Personally, I feel much more confident, independent, and decisive than I did before I left for Athens. The way I approach unfamiliar or uncomfortable situations has completely changed, and I find myself tackling new challenges much more readily than before. Academically, I have had the chance to see just how much there is to be learned outside of the classroom, and I would love to pursue academic interests in the field and abroad in the future. Professionally, I feel that I have a much more refined ability to interact with and understand people from other cultures and backgrounds, and I am much more excited and interested in doing so in the future.

What advice can you offer for CSB/SJU students who are considering or planning to study abroad?

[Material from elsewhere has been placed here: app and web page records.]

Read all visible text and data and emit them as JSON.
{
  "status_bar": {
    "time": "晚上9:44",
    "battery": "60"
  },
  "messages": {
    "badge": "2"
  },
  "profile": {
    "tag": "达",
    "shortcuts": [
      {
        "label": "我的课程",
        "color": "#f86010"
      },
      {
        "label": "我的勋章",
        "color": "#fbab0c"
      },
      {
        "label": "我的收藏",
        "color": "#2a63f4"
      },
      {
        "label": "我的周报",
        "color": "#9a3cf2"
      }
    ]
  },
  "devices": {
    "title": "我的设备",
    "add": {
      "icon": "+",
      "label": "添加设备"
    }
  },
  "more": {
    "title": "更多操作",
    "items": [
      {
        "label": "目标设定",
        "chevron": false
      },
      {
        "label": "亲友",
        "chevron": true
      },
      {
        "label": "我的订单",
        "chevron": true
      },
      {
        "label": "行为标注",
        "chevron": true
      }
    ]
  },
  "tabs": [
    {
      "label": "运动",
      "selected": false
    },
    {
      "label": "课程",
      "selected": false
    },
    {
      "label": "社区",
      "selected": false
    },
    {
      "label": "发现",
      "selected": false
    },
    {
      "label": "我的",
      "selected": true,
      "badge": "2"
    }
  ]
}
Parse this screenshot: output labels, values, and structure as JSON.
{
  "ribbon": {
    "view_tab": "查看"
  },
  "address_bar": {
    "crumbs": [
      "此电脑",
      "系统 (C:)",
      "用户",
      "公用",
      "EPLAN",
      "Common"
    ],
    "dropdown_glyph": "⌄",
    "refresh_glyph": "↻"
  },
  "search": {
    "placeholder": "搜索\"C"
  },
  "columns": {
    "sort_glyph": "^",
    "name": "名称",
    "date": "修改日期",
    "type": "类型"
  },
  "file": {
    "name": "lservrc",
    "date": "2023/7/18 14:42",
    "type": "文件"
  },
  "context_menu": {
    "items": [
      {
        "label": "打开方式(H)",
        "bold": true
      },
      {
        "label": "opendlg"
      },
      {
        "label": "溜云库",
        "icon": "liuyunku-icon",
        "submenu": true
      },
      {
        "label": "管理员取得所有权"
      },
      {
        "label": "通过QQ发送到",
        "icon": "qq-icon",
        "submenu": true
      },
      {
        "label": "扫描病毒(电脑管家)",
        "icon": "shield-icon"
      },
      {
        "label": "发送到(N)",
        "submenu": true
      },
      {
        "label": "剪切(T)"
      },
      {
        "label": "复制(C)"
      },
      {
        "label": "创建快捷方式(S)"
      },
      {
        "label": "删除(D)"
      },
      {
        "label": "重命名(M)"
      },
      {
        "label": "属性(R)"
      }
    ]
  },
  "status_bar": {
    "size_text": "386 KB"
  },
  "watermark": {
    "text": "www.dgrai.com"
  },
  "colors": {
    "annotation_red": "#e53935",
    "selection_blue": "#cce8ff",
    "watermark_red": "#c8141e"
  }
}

First, if you are considering studying abroad but are still unsure: I strongly encourage you to talk to as many ambassadors and others who have studied abroad as you can. You will notice that the trend of "it was the best four months of my life" will continue well beyond the first person you ask. I cannot think of another opportunity I have had in my entire life that was so densely filled with meaningful and unique experiences.

If you are already planning to go abroad, congratulations! You are going to have one of the most richly rewarding experiences of your life. If you really want to make it count, I highly recommend doing a bit of research beforehand. Talk to ambassadors, former program directors, or the OEA staff. Decide which program sparks the biggest interest in you, and which one makes the most sense for your personal goals. Once you've found your interest, cultivate it, build it. I'd recommend you read up on the best local places to eat, see a play, or listen to local music. If you have a hobby or a passion, try to find somewhere you can pursue it abroad! Finally, bring extra underwear. Always a good call.


Do you have questions about studying in Greece and Italy?  Email mjculshawmauer@csbsju.edu